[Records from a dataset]
******
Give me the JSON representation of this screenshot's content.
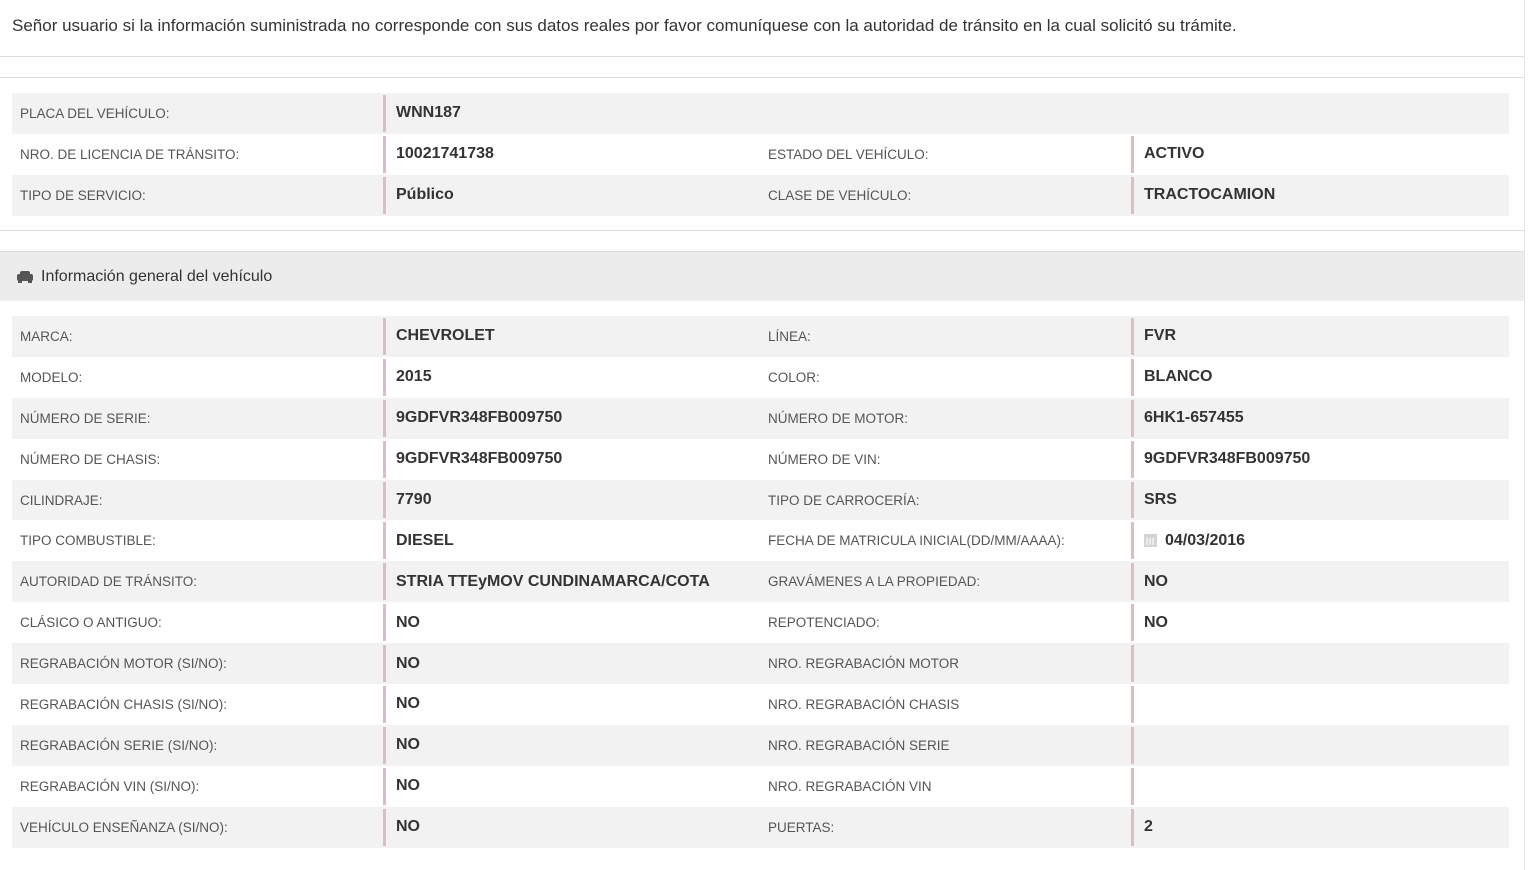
{
  "notice": "Señor usuario si la información suministrada no corresponde con sus datos reales por favor comuníquese con la autoridad de tránsito en la cual solicitó su trámite.",
  "summary": {
    "rows": [
      {
        "label1": "PLACA DEL VEHÍCULO:",
        "value1": "WNN187",
        "label2": "",
        "value2": ""
      },
      {
        "label1": "NRO. DE LICENCIA DE TRÁNSITO:",
        "value1": "10021741738",
        "label2": "ESTADO DEL VEHÍCULO:",
        "value2": "ACTIVO"
      },
      {
        "label1": "TIPO DE SERVICIO:",
        "value1": "Público",
        "label2": "CLASE DE VEHÍCULO:",
        "value2": "TRACTOCAMION"
      }
    ]
  },
  "general": {
    "title": "Información general del vehículo",
    "icon": "car-icon",
    "rows": [
      {
        "label1": "MARCA:",
        "value1": "CHEVROLET",
        "label2": "LÍNEA:",
        "value2": "FVR"
      },
      {
        "label1": "MODELO:",
        "value1": "2015",
        "label2": "COLOR:",
        "value2": "BLANCO"
      },
      {
        "label1": "NÚMERO DE SERIE:",
        "value1": "9GDFVR348FB009750",
        "label2": "NÚMERO DE MOTOR:",
        "value2": "6HK1-657455"
      },
      {
        "label1": "NÚMERO DE CHASIS:",
        "value1": "9GDFVR348FB009750",
        "label2": "NÚMERO DE VIN:",
        "value2": "9GDFVR348FB009750"
      },
      {
        "label1": "CILINDRAJE:",
        "value1": "7790",
        "label2": "TIPO DE CARROCERÍA:",
        "value2": "SRS"
      },
      {
        "label1": "TIPO COMBUSTIBLE:",
        "value1": "DIESEL",
        "label2": "FECHA DE MATRICULA INICIAL(DD/MM/AAAA):",
        "value2": "04/03/2016"
      },
      {
        "label1": "AUTORIDAD DE TRÁNSITO:",
        "value1": "STRIA TTEyMOV CUNDINAMARCA/COTA",
        "label2": "GRAVÁMENES A LA PROPIEDAD:",
        "value2": "NO"
      },
      {
        "label1": "CLÁSICO O ANTIGUO:",
        "value1": "NO",
        "label2": "REPOTENCIADO:",
        "value2": "NO"
      },
      {
        "label1": "REGRABACIÓN MOTOR (SI/NO):",
        "value1": "NO",
        "label2": "NRO. REGRABACIÓN MOTOR",
        "value2": ""
      },
      {
        "label1": "REGRABACIÓN CHASIS (SI/NO):",
        "value1": "NO",
        "label2": "NRO. REGRABACIÓN CHASIS",
        "value2": ""
      },
      {
        "label1": "REGRABACIÓN SERIE (SI/NO):",
        "value1": "NO",
        "label2": "NRO. REGRABACIÓN SERIE",
        "value2": ""
      },
      {
        "label1": "REGRABACIÓN VIN (SI/NO):",
        "value1": "NO",
        "label2": "NRO. REGRABACIÓN VIN",
        "value2": ""
      },
      {
        "label1": "VEHÍCULO ENSEÑANZA (SI/NO):",
        "value1": "NO",
        "label2": "PUERTAS:",
        "value2": "2"
      }
    ]
  },
  "colors": {
    "accent_border": "#d8c0c0",
    "row_stripe": "#f2f2f2",
    "header_bg": "#ececec"
  }
}
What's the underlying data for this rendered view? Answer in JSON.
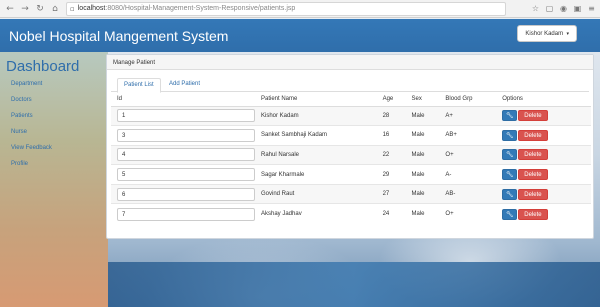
{
  "browser": {
    "url_host": "localhost",
    "url_path": ":8080/Hospital-Management-System-Responsive/patients.jsp"
  },
  "header": {
    "brand": "Nobel Hospital Mangement System",
    "user": "Kishor Kadam"
  },
  "sidebar": {
    "title": "Dashboard",
    "items": [
      {
        "label": "Department"
      },
      {
        "label": "Doctors"
      },
      {
        "label": "Patients"
      },
      {
        "label": "Nurse"
      },
      {
        "label": "View Feedback"
      },
      {
        "label": "Profile"
      }
    ]
  },
  "panel": {
    "heading": "Manage Patient",
    "tabs": [
      {
        "label": "Patient List",
        "active": true
      },
      {
        "label": "Add Patient",
        "active": false
      }
    ],
    "columns": [
      "Id",
      "Patient Name",
      "Age",
      "Sex",
      "Blood Grp",
      "Options"
    ],
    "rows": [
      {
        "id": "1",
        "name": "Kishor Kadam",
        "age": "28",
        "sex": "Male",
        "blood": "A+"
      },
      {
        "id": "3",
        "name": "Sanket Sambhaji Kadam",
        "age": "16",
        "sex": "Male",
        "blood": "AB+"
      },
      {
        "id": "4",
        "name": "Rahul Narsale",
        "age": "22",
        "sex": "Male",
        "blood": "O+"
      },
      {
        "id": "5",
        "name": "Sagar Kharmale",
        "age": "29",
        "sex": "Male",
        "blood": "A-"
      },
      {
        "id": "6",
        "name": "Govind Raut",
        "age": "27",
        "male": "",
        "sex": "Male",
        "blood": "AB-"
      },
      {
        "id": "7",
        "name": "Akshay Jadhav",
        "age": "24",
        "sex": "Male",
        "blood": "O+"
      }
    ],
    "delete_label": "Delete",
    "edit_icon": "wrench-icon"
  }
}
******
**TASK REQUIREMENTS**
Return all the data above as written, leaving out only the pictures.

**ANSWER TO THIS PROBLEM**
Give me the JSON representation of this screenshot's content.
{
  "notice": "Señor usuario si la información suministrada no corresponde con sus datos reales por favor comuníquese con la autoridad de tránsito en la cual solicitó su trámite.",
  "summary": {
    "rows": [
      {
        "label1": "PLACA DEL VEHÍCULO:",
        "value1": "WNN187",
        "label2": "",
        "value2": ""
      },
      {
        "label1": "NRO. DE LICENCIA DE TRÁNSITO:",
        "value1": "10021741738",
        "label2": "ESTADO DEL VEHÍCULO:",
        "value2": "ACTIVO"
      },
      {
        "label1": "TIPO DE SERVICIO:",
        "value1": "Público",
        "label2": "CLASE DE VEHÍCULO:",
        "value2": "TRACTOCAMION"
      }
    ]
  },
  "general": {
    "title": "Información general del vehículo",
    "icon": "car-icon",
    "rows": [
      {
        "label1": "MARCA:",
        "value1": "CHEVROLET",
        "label2": "LÍNEA:",
        "value2": "FVR"
      },
      {
        "label1": "MODELO:",
        "value1": "2015",
        "label2": "COLOR:",
        "value2": "BLANCO"
      },
      {
        "label1": "NÚMERO DE SERIE:",
        "value1": "9GDFVR348FB009750",
        "label2": "NÚMERO DE MOTOR:",
        "value2": "6HK1-657455"
      },
      {
        "label1": "NÚMERO DE CHASIS:",
        "value1": "9GDFVR348FB009750",
        "label2": "NÚMERO DE VIN:",
        "value2": "9GDFVR348FB009750"
      },
      {
        "label1": "CILINDRAJE:",
        "value1": "7790",
        "label2": "TIPO DE CARROCERÍA:",
        "value2": "SRS"
      },
      {
        "label1": "TIPO COMBUSTIBLE:",
        "value1": "DIESEL",
        "label2": "FECHA DE MATRICULA INICIAL(DD/MM/AAAA):",
        "value2": "04/03/2016"
      },
      {
        "label1": "AUTORIDAD DE TRÁNSITO:",
        "value1": "STRIA TTEyMOV CUNDINAMARCA/COTA",
        "label2": "GRAVÁMENES A LA PROPIEDAD:",
        "value2": "NO"
      },
      {
        "label1": "CLÁSICO O ANTIGUO:",
        "value1": "NO",
        "label2": "REPOTENCIADO:",
        "value2": "NO"
      },
      {
        "label1": "REGRABACIÓN MOTOR (SI/NO):",
        "value1": "NO",
        "label2": "NRO. REGRABACIÓN MOTOR",
        "value2": ""
      },
      {
        "label1": "REGRABACIÓN CHASIS (SI/NO):",
        "value1": "NO",
        "label2": "NRO. REGRABACIÓN CHASIS",
        "value2": ""
      },
      {
        "label1": "REGRABACIÓN SERIE (SI/NO):",
        "value1": "NO",
        "label2": "NRO. REGRABACIÓN SERIE",
        "value2": ""
      },
      {
        "label1": "REGRABACIÓN VIN (SI/NO):",
        "value1": "NO",
        "label2": "NRO. REGRABACIÓN VIN",
        "value2": ""
      },
      {
        "label1": "VEHÍCULO ENSEÑANZA (SI/NO):",
        "value1": "NO",
        "label2": "PUERTAS:",
        "value2": "2"
      }
    ]
  },
  "colors": {
    "accent_border": "#d8c0c0",
    "row_stripe": "#f2f2f2",
    "header_bg": "#ececec"
  }
}
What's the underlying data for this rendered view? Answer in JSON.
{
  "browser": {
    "url_host": "localhost",
    "url_path": ":8080/Hospital-Management-System-Responsive/patients.jsp"
  },
  "header": {
    "brand": "Nobel Hospital Mangement System",
    "user": "Kishor Kadam"
  },
  "sidebar": {
    "title": "Dashboard",
    "items": [
      {
        "label": "Department"
      },
      {
        "label": "Doctors"
      },
      {
        "label": "Patients"
      },
      {
        "label": "Nurse"
      },
      {
        "label": "View Feedback"
      },
      {
        "label": "Profile"
      }
    ]
  },
  "panel": {
    "heading": "Manage Patient",
    "tabs": [
      {
        "label": "Patient List",
        "active": true
      },
      {
        "label": "Add Patient",
        "active": false
      }
    ],
    "columns": [
      "Id",
      "Patient Name",
      "Age",
      "Sex",
      "Blood Grp",
      "Options"
    ],
    "rows": [
      {
        "id": "1",
        "name": "Kishor Kadam",
        "age": "28",
        "sex": "Male",
        "blood": "A+"
      },
      {
        "id": "3",
        "name": "Sanket Sambhaji Kadam",
        "age": "16",
        "sex": "Male",
        "blood": "AB+"
      },
      {
        "id": "4",
        "name": "Rahul Narsale",
        "age": "22",
        "sex": "Male",
        "blood": "O+"
      },
      {
        "id": "5",
        "name": "Sagar Kharmale",
        "age": "29",
        "sex": "Male",
        "blood": "A-"
      },
      {
        "id": "6",
        "name": "Govind Raut",
        "age": "27",
        "male": "",
        "sex": "Male",
        "blood": "AB-"
      },
      {
        "id": "7",
        "name": "Akshay Jadhav",
        "age": "24",
        "sex": "Male",
        "blood": "O+"
      }
    ],
    "delete_label": "Delete",
    "edit_icon": "wrench-icon"
  }
}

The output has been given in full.